A Modified Statistical Asynchronous Regression Downscaling Method
Anne Stoner, Katharine Hayhoe, and Xiaohui Yang
This approach uses daily predictor fields from AOGCMs to statistically downscale maximum and minimum temperature and 24h cumulative precipitation. The AOGCM simulations are first re-gridded to the scale of the observations (whether for stations or grids) using bilinear interpolation. For training, the method requires a minimum of 20 years of observations with less than 5% missing data over that time period in order to produce robust results. Where data is available, at most the method uses the entire observational record from 1960 to present for training purposes.
The downscaling approach is based on a highly generalizable statistical approach, quantile regression. This approach has two key advantages: first, it does not require temporal correspondence between AOGCM simulations and observations; and second, it is capable of incorporating AOGCM-simulated changes in the shape of the distribution (including shifts in the mean, skewedness, and variance) into future projections.
Model predictor values and observed predictand values are ranked and a function (here, a piecewise linear regression) is fitted to the datasets by month, including two weeks of overlapping data on either side. This additional refinement was added to account for shifting seasons in future projections that may produce conditions outside the range of a typical historical month in the future, and allows the method to utilize each data point twice rather than once during the training process.
Optimal placements and number of break points (up to six) in the piecewise linear regressions are identified automatically as locations with higher curvature on a plot of ranked modeled vs. observed values. The slopes of the regression segments are checked to ensure no negative slopes are present, and if there is a negative slope a break point is removed to force a positive slope.
Temperature. Based on tests during the development stage of this method, it was determined that the most reliable predictor for daily maximum and minimum 2m temperature were those same fields as simulated by the AOGCMs. Improved performance on temperature downscaling is obtained by filtering the AOGCM fields using an EOF analysis and retaining only 97% of the original variance.
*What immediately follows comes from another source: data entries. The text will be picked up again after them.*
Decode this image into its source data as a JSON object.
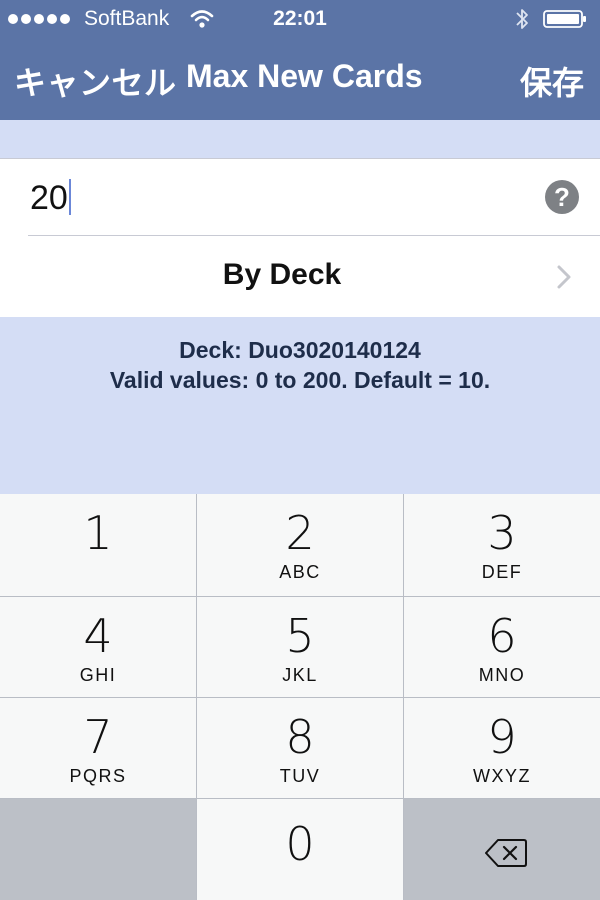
{
  "status_bar": {
    "carrier": "SoftBank",
    "time": "22:01"
  },
  "nav": {
    "cancel_label": "キャンセル",
    "title": "Max New Cards",
    "save_label": "保存"
  },
  "setting": {
    "value": "20",
    "scope_label": "By Deck"
  },
  "info": {
    "deck_line": "Deck: Duo3020140124",
    "valid_line": "Valid values: 0 to 200.  Default = 10."
  },
  "keypad": {
    "keys": [
      {
        "digit": "1",
        "letters": ""
      },
      {
        "digit": "2",
        "letters": "ABC"
      },
      {
        "digit": "3",
        "letters": "DEF"
      },
      {
        "digit": "4",
        "letters": "GHI"
      },
      {
        "digit": "5",
        "letters": "JKL"
      },
      {
        "digit": "6",
        "letters": "MNO"
      },
      {
        "digit": "7",
        "letters": "PQRS"
      },
      {
        "digit": "8",
        "letters": "TUV"
      },
      {
        "digit": "9",
        "letters": "WXYZ"
      },
      {
        "digit": "0",
        "letters": ""
      }
    ]
  },
  "colors": {
    "nav_background": "#5b74a6",
    "content_background": "#d4ddf5",
    "info_text": "#1e2d4a",
    "caret": "#6b87d8"
  },
  "icons": {
    "help": "question-circle-icon",
    "disclosure": "chevron-right-icon",
    "delete": "backspace-icon",
    "wifi": "wifi-icon",
    "bluetooth": "bluetooth-icon",
    "battery": "battery-icon"
  }
}
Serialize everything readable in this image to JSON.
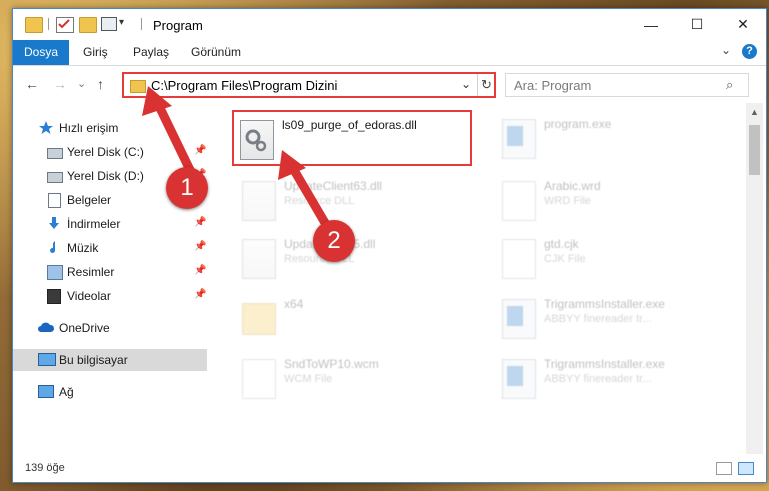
{
  "window": {
    "title": "Program",
    "minimize_glyph": "—",
    "maximize_glyph": "☐",
    "close_glyph": "✕"
  },
  "ribbon": {
    "tabs": [
      "Dosya",
      "Giriş",
      "Paylaş",
      "Görünüm"
    ],
    "expand_glyph": "⌄",
    "help_glyph": "?"
  },
  "nav": {
    "back_glyph": "←",
    "forward_glyph": "→",
    "recent_glyph": "⌄",
    "up_glyph": "↑"
  },
  "address": {
    "path": "C:\\Program Files\\Program Dizini",
    "dropdown_glyph": "⌄",
    "refresh_glyph": "↻"
  },
  "search": {
    "placeholder": "Ara: Program",
    "icon": "search-icon",
    "glyph": "⌕"
  },
  "sidebar": {
    "items": [
      {
        "label": "Hızlı erişim",
        "icon": "star-icon"
      },
      {
        "label": "Yerel Disk (C:)",
        "icon": "drive-icon",
        "pinned": true
      },
      {
        "label": "Yerel Disk (D:)",
        "icon": "drive-icon",
        "pinned": true
      },
      {
        "label": "Belgeler",
        "icon": "documents-icon"
      },
      {
        "label": "İndirmeler",
        "icon": "download-icon",
        "pinned": true
      },
      {
        "label": "Müzik",
        "icon": "music-icon",
        "pinned": true
      },
      {
        "label": "Resimler",
        "icon": "pictures-icon",
        "pinned": true
      },
      {
        "label": "Videolar",
        "icon": "videos-icon",
        "pinned": true
      },
      {
        "label": "OneDrive",
        "icon": "cloud-icon"
      },
      {
        "label": "Bu bilgisayar",
        "icon": "computer-icon"
      },
      {
        "label": "Ağ",
        "icon": "network-icon"
      }
    ],
    "pin_glyph": "📌"
  },
  "files": [
    {
      "name": "ls09_purge_of_edoras.dll",
      "type": "",
      "icon": "dll-file-icon",
      "highlighted": true
    },
    {
      "name": "program.exe",
      "type": "",
      "icon": "exe-file-icon"
    },
    {
      "name": "UpdateClient63.dll",
      "type": "Resource DLL",
      "icon": "dll-file-icon"
    },
    {
      "name": "Arabic.wrd",
      "type": "WRD File",
      "icon": "doc-file-icon"
    },
    {
      "name": "UpdateClient5.dll",
      "type": "Resource DLL",
      "icon": "dll-file-icon"
    },
    {
      "name": "gtd.cjk",
      "type": "CJK File",
      "icon": "doc-file-icon"
    },
    {
      "name": "x64",
      "type": "",
      "icon": "folder-icon"
    },
    {
      "name": "TrigrammsInstaller.exe",
      "type": "ABBYY finereader tr...",
      "icon": "exe-file-icon"
    },
    {
      "name": "SndToWP10.wcm",
      "type": "WCM File",
      "icon": "doc-file-icon"
    },
    {
      "name": "TrigrammsInstaller.exe",
      "type": "ABBYY finereader tr...",
      "icon": "exe-file-icon"
    }
  ],
  "status": {
    "item_count": "139 öğe"
  },
  "annotations": {
    "step1": "1",
    "step2": "2",
    "color": "#d83232"
  }
}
As the linear regressions at the tails are based on a much lower number of data points than those in the center of the distribution, the low and high tail of the distributions undergo further scrutiny by performing bias correction at the tails, ensuring that values are within 30% of the observations.
Precipitation. The downscaling model for precipitation is similar to that for temperature in many aspects, but with some key differences. First, for practical reasons an AOGCM predictor had to be chosen that was commonly archived at the daily scale. Although upper-level humidity and geopotential height have shown promise in downscaling precipitation, few AOGCMs have preserved daily outputs. Thus, 24h cumulative precipitation was selected as the predictor for precipitation, with the additional refinement of incorporating convective and large-scale precipitation if both predictors were available. For models with these variables, the downscaling approach selects from three possible predictors the one best suited to each month: convective, large-scale, or total. This refinement significantly improved the method’s ability to simulate precipitation over arid and semi-tropical regions. Second, EOF filtering of the GCM output is not performed since we found that to degrade the results along with introducing negative values for precipitation. Finally, the logarithm of precipitation values is used instead of raw precipitation amount. This was found to decrease the residuals of the regression.
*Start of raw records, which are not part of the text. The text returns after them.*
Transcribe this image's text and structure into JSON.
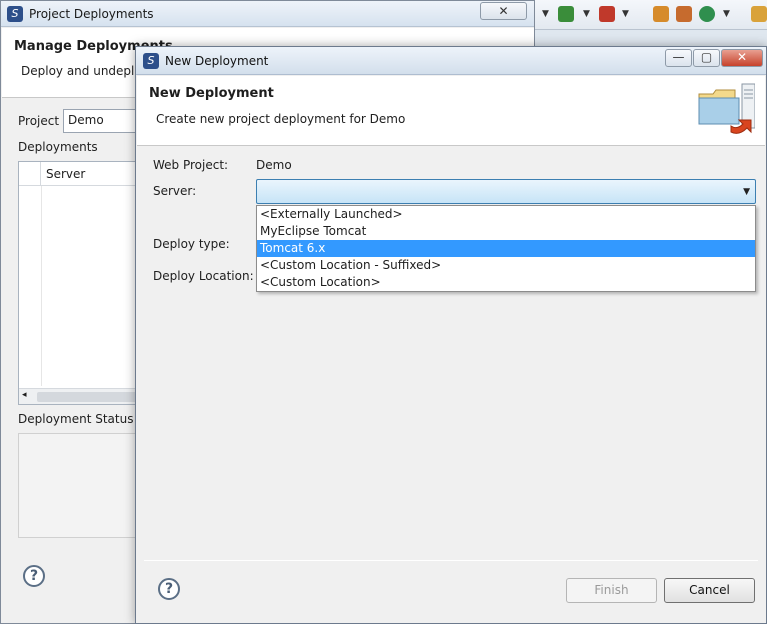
{
  "back_window": {
    "title": "Project Deployments",
    "close_label": "✕",
    "header_title": "Manage Deployments",
    "header_subtitle": "Deploy and undeplo",
    "project_label": "Project",
    "project_value": "Demo",
    "deployments_label": "Deployments",
    "table_header_server": "Server",
    "scroll_left": "◂",
    "status_label": "Deployment Status",
    "help_label": "?"
  },
  "dialog": {
    "title": "New Deployment",
    "minimize_label": "—",
    "maximize_label": "▢",
    "close_label": "✕",
    "header_title": "New Deployment",
    "header_subtitle": "Create new project deployment for Demo",
    "web_project_label": "Web Project:",
    "web_project_value": "Demo",
    "server_label": "Server:",
    "server_value": "",
    "deploy_type_label": "Deploy type:",
    "deploy_location_label": "Deploy Location:",
    "server_options": [
      "<Externally Launched>",
      "MyEclipse Tomcat",
      "Tomcat  6.x",
      "<Custom Location - Suffixed>",
      "<Custom Location>"
    ],
    "selected_index": 2,
    "help_label": "?",
    "finish_label": "Finish",
    "cancel_label": "Cancel"
  },
  "colors": {
    "selection": "#3399ff",
    "combo_border": "#3c7fb1"
  }
}
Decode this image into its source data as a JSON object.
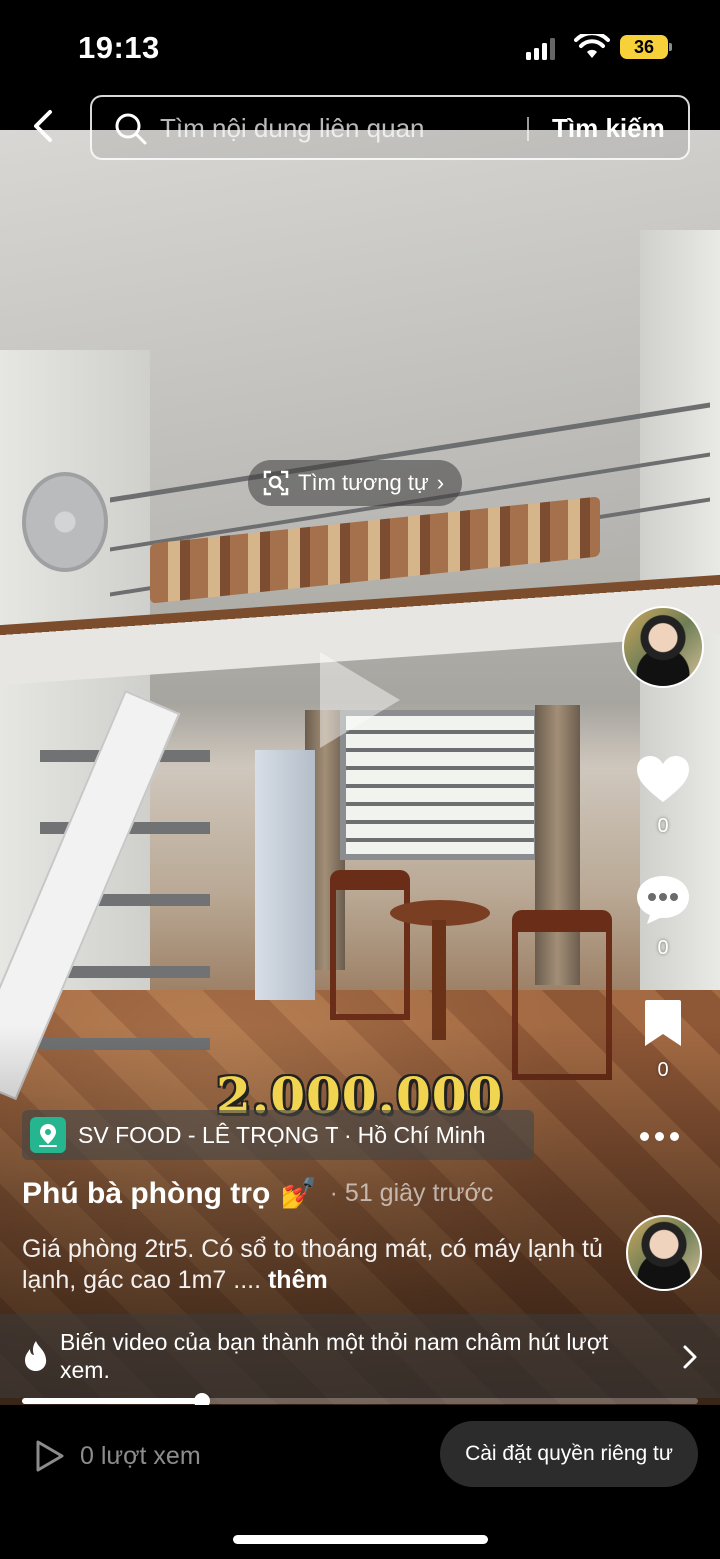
{
  "status_bar": {
    "time": "19:13",
    "battery": "36"
  },
  "search": {
    "placeholder": "Tìm nội dung liên quan",
    "button_label": "Tìm kiếm"
  },
  "similar": {
    "label": "Tìm tương tự",
    "chevron": "›"
  },
  "actions": {
    "likes": "0",
    "comments": "0",
    "saves": "0"
  },
  "overlay": {
    "price": "2.000.000"
  },
  "location": {
    "name": "SV FOOD - LÊ TRỌNG T...",
    "separator": "·",
    "city": "Hồ Chí Minh"
  },
  "post": {
    "title": "Phú bà phòng trọ",
    "emoji": "💅",
    "timestamp": "· 51 giây trước",
    "description": "Giá phòng 2tr5. Có sổ to thoáng mát, có máy lạnh tủ lạnh, gác cao 1m7 ....",
    "more_label": "thêm"
  },
  "promo": {
    "text": "Biến video của bạn thành một thỏi nam châm hút lượt xem."
  },
  "playback": {
    "progress": 0.267
  },
  "bottom_bar": {
    "views": "0 lượt xem",
    "privacy_button": "Cài đặt quyền riêng tư"
  },
  "icons": [
    "back-icon",
    "search-icon",
    "scan-icon",
    "heart-icon",
    "comment-icon",
    "bookmark-icon",
    "more-icon",
    "pin-icon",
    "flame-icon",
    "chevron-right-icon",
    "play-icon"
  ],
  "colors": {
    "price": "#f1d44f",
    "pin_badge": "#25b58f",
    "battery": "#f7d13a"
  }
}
The resulting outputs have been statistically estimated to be accurate to the 99.6th percentile of the distribution (i.e., to 1-2 days per year). This is likely a fairly conservative estimate as it does not incorporate the effects of bias correction in the tails of the distribution. Analyses of biases in the quantiles of the distribution and in key thresholds such as wet days show good correspondence with historical observations (see below).
Figure 1. The bias in (a) the 99th quantile of the distribution of maximum temperature as simulated by downscaling GFDL CM2.1, and (b) the number of wet days per year (pr>0.1”) in downscaled simulations compared to observations for the period 1960-2000, as simulated by downscaling HadCM3.